[Material to process — start]

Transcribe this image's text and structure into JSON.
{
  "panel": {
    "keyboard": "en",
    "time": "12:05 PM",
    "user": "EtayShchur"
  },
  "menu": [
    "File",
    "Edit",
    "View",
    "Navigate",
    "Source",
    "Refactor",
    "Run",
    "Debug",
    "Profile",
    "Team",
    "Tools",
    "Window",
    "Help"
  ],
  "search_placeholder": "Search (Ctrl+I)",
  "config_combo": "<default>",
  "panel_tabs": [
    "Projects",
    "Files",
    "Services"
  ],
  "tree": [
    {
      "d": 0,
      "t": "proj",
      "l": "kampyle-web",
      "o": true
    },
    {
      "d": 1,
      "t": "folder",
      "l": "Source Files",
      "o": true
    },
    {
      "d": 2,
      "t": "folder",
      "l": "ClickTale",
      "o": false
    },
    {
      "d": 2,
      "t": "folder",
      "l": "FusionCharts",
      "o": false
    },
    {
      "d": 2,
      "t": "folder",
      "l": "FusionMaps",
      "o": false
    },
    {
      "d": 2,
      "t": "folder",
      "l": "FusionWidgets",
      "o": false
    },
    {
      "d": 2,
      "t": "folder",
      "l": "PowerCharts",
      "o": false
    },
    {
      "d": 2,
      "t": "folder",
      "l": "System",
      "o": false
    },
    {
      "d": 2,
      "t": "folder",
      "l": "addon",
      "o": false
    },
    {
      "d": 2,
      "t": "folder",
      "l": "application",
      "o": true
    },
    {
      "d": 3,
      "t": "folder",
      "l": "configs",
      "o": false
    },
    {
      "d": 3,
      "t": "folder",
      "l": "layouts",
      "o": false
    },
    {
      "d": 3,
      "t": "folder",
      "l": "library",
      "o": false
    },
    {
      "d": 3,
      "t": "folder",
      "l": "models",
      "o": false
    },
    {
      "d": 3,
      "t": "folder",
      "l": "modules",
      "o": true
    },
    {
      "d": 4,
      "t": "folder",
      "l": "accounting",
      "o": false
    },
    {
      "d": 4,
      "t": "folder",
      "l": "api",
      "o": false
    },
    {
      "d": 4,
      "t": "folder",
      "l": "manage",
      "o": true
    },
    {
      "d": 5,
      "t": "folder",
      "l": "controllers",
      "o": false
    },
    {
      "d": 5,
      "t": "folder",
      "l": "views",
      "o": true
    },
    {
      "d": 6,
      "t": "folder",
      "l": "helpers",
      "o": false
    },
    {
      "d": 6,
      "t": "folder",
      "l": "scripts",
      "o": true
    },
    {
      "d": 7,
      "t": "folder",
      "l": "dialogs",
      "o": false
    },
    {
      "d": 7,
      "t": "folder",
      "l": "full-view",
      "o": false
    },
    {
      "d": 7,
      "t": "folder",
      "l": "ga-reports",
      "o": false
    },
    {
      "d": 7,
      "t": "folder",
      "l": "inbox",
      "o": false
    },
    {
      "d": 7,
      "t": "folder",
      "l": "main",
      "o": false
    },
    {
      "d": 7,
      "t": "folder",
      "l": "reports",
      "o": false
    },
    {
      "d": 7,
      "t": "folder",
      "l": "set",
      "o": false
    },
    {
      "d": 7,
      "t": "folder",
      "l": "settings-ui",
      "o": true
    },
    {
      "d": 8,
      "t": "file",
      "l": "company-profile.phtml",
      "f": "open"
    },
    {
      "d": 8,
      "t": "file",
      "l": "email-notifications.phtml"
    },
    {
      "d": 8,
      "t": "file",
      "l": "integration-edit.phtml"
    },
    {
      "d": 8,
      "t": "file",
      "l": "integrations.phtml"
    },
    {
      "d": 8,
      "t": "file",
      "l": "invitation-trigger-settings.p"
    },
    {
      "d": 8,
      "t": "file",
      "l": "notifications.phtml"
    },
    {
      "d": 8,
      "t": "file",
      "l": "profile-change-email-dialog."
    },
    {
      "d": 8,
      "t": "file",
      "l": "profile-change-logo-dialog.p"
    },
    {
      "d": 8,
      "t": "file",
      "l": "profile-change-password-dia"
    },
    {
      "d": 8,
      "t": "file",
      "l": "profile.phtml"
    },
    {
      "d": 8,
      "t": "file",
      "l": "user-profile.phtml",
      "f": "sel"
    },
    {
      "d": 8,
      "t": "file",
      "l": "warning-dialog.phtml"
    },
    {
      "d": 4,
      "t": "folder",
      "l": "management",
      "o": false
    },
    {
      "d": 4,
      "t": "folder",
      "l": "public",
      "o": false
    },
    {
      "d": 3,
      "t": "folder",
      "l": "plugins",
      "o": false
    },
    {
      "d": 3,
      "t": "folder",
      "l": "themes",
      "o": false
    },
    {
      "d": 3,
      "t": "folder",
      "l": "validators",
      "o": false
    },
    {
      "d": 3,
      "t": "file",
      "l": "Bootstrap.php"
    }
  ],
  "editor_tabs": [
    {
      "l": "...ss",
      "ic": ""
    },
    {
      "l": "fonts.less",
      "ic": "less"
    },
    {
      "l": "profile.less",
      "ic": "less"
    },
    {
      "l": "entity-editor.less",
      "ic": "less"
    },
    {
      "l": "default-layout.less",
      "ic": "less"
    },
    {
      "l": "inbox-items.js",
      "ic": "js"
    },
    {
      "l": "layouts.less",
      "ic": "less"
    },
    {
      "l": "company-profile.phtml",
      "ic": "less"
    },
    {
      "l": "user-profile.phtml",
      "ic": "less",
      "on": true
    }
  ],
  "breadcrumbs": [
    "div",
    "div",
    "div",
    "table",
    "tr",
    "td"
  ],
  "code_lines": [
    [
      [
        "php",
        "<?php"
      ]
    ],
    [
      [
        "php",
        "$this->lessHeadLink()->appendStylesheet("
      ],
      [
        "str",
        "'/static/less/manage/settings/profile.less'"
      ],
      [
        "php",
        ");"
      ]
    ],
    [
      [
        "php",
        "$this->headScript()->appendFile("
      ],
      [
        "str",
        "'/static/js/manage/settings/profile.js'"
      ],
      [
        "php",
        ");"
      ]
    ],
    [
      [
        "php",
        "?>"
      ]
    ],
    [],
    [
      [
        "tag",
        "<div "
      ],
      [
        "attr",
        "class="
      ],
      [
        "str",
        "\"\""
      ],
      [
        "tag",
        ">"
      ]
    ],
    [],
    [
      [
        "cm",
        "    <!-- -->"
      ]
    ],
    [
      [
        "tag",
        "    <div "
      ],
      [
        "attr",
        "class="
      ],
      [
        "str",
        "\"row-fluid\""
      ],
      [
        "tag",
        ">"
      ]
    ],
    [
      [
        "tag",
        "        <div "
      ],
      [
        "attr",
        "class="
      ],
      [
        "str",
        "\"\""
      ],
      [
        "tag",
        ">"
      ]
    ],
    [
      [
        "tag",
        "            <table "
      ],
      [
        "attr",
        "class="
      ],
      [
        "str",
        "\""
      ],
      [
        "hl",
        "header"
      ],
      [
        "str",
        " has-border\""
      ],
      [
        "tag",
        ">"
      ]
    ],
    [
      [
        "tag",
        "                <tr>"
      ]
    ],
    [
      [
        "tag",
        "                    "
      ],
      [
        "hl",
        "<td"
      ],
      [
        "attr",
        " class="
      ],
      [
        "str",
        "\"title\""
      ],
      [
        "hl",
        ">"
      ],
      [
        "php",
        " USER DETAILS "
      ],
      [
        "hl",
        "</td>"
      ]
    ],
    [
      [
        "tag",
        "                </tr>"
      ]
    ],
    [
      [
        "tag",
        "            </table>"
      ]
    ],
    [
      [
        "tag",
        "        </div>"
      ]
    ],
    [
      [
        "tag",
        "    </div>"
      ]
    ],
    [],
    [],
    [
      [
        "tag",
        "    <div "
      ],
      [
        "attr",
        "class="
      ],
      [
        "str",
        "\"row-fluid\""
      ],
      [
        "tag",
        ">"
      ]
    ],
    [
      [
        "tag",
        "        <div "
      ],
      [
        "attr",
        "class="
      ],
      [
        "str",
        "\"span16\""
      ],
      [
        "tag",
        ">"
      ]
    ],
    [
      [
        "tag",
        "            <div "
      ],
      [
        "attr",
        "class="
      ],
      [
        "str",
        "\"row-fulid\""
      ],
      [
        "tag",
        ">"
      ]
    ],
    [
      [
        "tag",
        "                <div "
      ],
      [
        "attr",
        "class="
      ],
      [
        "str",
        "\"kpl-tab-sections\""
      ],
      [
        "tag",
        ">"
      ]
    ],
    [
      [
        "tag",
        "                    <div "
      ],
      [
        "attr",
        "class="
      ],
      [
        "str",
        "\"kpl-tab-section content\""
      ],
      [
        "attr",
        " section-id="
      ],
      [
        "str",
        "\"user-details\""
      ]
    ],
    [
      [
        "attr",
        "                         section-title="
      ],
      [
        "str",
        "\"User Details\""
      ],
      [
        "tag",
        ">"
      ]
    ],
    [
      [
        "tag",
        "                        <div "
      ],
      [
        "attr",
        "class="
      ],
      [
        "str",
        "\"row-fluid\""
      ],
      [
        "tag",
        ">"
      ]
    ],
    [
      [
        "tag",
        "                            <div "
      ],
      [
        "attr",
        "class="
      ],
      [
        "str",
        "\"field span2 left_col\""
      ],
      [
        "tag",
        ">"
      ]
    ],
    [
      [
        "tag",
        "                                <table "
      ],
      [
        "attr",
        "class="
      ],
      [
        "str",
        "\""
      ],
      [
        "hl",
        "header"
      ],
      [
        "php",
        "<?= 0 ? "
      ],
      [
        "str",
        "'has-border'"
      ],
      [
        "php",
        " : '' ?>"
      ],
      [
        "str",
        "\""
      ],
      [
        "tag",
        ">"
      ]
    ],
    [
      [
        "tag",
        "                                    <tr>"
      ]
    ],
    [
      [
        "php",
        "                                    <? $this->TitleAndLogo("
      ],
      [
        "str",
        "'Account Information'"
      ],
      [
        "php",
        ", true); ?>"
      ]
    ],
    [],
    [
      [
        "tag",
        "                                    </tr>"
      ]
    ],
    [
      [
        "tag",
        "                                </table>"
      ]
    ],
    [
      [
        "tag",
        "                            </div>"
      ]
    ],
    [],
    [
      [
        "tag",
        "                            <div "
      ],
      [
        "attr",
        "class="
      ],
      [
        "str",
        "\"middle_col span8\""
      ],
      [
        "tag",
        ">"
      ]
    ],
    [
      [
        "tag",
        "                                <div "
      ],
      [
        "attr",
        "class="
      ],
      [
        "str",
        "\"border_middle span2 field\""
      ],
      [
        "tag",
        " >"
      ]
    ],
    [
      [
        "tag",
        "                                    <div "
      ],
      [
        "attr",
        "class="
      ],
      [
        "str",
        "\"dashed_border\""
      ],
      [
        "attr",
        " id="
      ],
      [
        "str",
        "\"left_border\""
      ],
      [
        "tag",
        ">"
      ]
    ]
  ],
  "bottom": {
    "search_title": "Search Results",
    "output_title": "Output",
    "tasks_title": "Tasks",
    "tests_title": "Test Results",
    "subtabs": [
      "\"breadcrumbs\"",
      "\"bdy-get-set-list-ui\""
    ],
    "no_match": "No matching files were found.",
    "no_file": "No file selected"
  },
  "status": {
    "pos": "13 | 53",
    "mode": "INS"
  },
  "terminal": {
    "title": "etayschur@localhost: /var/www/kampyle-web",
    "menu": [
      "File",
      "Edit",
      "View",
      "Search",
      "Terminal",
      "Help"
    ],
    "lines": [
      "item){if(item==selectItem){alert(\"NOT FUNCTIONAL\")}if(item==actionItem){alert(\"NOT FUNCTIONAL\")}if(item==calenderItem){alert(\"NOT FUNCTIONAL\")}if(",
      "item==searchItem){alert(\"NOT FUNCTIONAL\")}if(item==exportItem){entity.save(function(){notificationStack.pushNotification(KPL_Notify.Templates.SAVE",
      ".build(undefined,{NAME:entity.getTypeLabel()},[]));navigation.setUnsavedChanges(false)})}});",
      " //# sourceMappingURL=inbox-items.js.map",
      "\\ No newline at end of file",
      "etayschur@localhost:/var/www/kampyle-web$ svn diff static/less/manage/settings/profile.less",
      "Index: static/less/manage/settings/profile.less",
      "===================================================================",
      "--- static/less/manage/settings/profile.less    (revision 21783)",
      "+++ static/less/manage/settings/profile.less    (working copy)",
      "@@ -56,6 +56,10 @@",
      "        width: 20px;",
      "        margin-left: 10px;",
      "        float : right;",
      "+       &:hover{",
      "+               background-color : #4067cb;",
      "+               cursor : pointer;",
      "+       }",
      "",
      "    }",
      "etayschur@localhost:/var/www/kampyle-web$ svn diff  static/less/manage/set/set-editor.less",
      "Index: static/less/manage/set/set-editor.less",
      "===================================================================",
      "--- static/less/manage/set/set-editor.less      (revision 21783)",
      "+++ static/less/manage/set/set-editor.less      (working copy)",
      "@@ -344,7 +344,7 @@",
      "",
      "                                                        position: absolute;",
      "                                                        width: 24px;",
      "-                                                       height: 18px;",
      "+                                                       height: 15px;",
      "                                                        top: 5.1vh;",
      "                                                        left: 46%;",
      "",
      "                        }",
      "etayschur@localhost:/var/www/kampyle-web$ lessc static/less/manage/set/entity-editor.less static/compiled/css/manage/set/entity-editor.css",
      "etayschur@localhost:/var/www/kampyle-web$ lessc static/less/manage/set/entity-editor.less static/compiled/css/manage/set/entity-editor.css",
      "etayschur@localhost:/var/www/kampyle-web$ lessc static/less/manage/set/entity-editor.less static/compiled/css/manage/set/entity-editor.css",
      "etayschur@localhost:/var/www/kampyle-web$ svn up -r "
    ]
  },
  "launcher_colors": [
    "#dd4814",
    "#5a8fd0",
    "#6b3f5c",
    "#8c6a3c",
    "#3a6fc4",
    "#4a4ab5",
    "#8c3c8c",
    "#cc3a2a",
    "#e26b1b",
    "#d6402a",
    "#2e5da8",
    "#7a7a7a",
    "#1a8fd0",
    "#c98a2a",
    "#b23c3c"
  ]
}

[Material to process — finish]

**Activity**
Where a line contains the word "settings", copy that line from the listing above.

**Final answer**
      "l": "settings-ui",
      "l": "invitation-trigger-settings.p"
        "'/static/less/manage/settings/profile.less'"
        "'/static/js/manage/settings/profile.js'"
      "etayschur@localhost:/var/www/kampyle-web$ svn diff static/less/manage/settings/profile.less",
      "Index: static/less/manage/settings/profile.less",
      "--- static/less/manage/settings/profile.less    (revision 21783)",
      "+++ static/less/manage/settings/profile.less    (working copy)",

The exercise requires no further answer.